** Opening DATA FOR ANALYSIS block **

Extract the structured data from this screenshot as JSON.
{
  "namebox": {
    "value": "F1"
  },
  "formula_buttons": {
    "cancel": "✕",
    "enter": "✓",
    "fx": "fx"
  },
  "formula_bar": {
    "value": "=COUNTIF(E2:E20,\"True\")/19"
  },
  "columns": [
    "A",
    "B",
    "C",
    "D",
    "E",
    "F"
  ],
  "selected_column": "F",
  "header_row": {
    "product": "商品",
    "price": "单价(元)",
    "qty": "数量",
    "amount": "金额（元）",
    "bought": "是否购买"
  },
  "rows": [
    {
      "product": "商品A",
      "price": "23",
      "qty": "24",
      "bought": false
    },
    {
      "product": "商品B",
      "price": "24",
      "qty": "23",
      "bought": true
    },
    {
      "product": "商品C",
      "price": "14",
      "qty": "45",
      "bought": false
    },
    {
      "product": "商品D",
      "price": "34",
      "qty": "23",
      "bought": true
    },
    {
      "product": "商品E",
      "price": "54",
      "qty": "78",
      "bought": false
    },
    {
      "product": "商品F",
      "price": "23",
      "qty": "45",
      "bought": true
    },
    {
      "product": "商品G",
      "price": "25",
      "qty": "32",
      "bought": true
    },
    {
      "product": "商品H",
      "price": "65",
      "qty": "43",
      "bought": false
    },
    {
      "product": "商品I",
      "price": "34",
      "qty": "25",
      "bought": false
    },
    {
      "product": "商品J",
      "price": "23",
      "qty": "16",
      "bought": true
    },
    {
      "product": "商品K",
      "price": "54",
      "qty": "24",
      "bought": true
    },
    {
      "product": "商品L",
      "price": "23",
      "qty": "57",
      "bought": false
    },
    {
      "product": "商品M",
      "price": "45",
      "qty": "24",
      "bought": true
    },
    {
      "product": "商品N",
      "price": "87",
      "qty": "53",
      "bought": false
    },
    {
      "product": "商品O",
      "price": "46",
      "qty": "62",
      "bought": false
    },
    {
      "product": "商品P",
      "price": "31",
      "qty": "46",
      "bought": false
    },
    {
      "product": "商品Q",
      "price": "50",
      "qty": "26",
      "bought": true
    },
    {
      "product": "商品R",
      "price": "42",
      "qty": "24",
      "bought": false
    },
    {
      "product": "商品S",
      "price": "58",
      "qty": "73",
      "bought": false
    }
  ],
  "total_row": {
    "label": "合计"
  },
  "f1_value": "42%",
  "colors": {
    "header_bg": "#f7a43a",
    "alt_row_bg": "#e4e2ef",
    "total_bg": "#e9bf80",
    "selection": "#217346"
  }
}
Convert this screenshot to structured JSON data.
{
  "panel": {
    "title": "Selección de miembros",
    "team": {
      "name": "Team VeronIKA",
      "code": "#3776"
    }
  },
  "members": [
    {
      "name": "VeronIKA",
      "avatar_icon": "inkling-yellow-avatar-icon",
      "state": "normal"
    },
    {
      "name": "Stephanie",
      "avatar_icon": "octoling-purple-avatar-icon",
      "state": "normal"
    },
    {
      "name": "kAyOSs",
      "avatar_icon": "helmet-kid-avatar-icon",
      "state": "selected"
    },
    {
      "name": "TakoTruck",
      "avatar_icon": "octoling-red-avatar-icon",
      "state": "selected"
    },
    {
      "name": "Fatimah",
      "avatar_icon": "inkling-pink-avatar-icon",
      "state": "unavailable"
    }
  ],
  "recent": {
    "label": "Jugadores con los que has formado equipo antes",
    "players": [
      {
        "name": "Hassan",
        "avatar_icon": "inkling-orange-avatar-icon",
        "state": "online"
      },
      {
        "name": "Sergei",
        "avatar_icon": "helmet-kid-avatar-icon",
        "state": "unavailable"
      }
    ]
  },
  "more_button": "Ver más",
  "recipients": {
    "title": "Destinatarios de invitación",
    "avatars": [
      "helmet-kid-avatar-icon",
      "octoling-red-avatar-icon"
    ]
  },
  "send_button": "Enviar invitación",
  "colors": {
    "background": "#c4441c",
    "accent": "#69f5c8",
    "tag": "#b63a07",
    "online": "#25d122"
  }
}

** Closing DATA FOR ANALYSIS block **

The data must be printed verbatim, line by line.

Extract the structured data from this screenshot as JSON.
{
  "namebox": {
    "value": "F1"
  },
  "formula_buttons": {
    "cancel": "✕",
    "enter": "✓",
    "fx": "fx"
  },
  "formula_bar": {
    "value": "=COUNTIF(E2:E20,\"True\")/19"
  },
  "columns": [
    "A",
    "B",
    "C",
    "D",
    "E",
    "F"
  ],
  "selected_column": "F",
  "header_row": {
    "product": "商品",
    "price": "单价(元)",
    "qty": "数量",
    "amount": "金额（元）",
    "bought": "是否购买"
  },
  "rows": [
    {
      "product": "商品A",
      "price": "23",
      "qty": "24",
      "bought": false
    },
    {
      "product": "商品B",
      "price": "24",
      "qty": "23",
      "bought": true
    },
    {
      "product": "商品C",
      "price": "14",
      "qty": "45",
      "bought": false
    },
    {
      "product": "商品D",
      "price": "34",
      "qty": "23",
      "bought": true
    },
    {
      "product": "商品E",
      "price": "54",
      "qty": "78",
      "bought": false
    },
    {
      "product": "商品F",
      "price": "23",
      "qty": "45",
      "bought": true
    },
    {
      "product": "商品G",
      "price": "25",
      "qty": "32",
      "bought": true
    },
    {
      "product": "商品H",
      "price": "65",
      "qty": "43",
      "bought": false
    },
    {
      "product": "商品I",
      "price": "34",
      "qty": "25",
      "bought": false
    },
    {
      "product": "商品J",
      "price": "23",
      "qty": "16",
      "bought": true
    },
    {
      "product": "商品K",
      "price": "54",
      "qty": "24",
      "bought": true
    },
    {
      "product": "商品L",
      "price": "23",
      "qty": "57",
      "bought": false
    },
    {
      "product": "商品M",
      "price": "45",
      "qty": "24",
      "bought": true
    },
    {
      "product": "商品N",
      "price": "87",
      "qty": "53",
      "bought": false
    },
    {
      "product": "商品O",
      "price": "46",
      "qty": "62",
      "bought": false
    },
    {
      "product": "商品P",
      "price": "31",
      "qty": "46",
      "bought": false
    },
    {
      "product": "商品Q",
      "price": "50",
      "qty": "26",
      "bought": true
    },
    {
      "product": "商品R",
      "price": "42",
      "qty": "24",
      "bought": false
    },
    {
      "product": "商品S",
      "price": "58",
      "qty": "73",
      "bought": false
    }
  ],
  "total_row": {
    "label": "合计"
  },
  "f1_value": "42%",
  "colors": {
    "header_bg": "#f7a43a",
    "alt_row_bg": "#e4e2ef",
    "total_bg": "#e9bf80",
    "selection": "#217346"
  }
}
Convert this screenshot to structured JSON data.
{
  "panel": {
    "title": "Selección de miembros",
    "team": {
      "name": "Team VeronIKA",
      "code": "#3776"
    }
  },
  "members": [
    {
      "name": "VeronIKA",
      "avatar_icon": "inkling-yellow-avatar-icon",
      "state": "normal"
    },
    {
      "name": "Stephanie",
      "avatar_icon": "octoling-purple-avatar-icon",
      "state": "normal"
    },
    {
      "name": "kAyOSs",
      "avatar_icon": "helmet-kid-avatar-icon",
      "state": "selected"
    },
    {
      "name": "TakoTruck",
      "avatar_icon": "octoling-red-avatar-icon",
      "state": "selected"
    },
    {
      "name": "Fatimah",
      "avatar_icon": "inkling-pink-avatar-icon",
      "state": "unavailable"
    }
  ],
  "recent": {
    "label": "Jugadores con los que has formado equipo antes",
    "players": [
      {
        "name": "Hassan",
        "avatar_icon": "inkling-orange-avatar-icon",
        "state": "online"
      },
      {
        "name": "Sergei",
        "avatar_icon": "helmet-kid-avatar-icon",
        "state": "unavailable"
      }
    ]
  },
  "more_button": "Ver más",
  "recipients": {
    "title": "Destinatarios de invitación",
    "avatars": [
      "helmet-kid-avatar-icon",
      "octoling-red-avatar-icon"
    ]
  },
  "send_button": "Enviar invitación",
  "colors": {
    "background": "#c4441c",
    "accent": "#69f5c8",
    "tag": "#b63a07",
    "online": "#25d122"
  }
}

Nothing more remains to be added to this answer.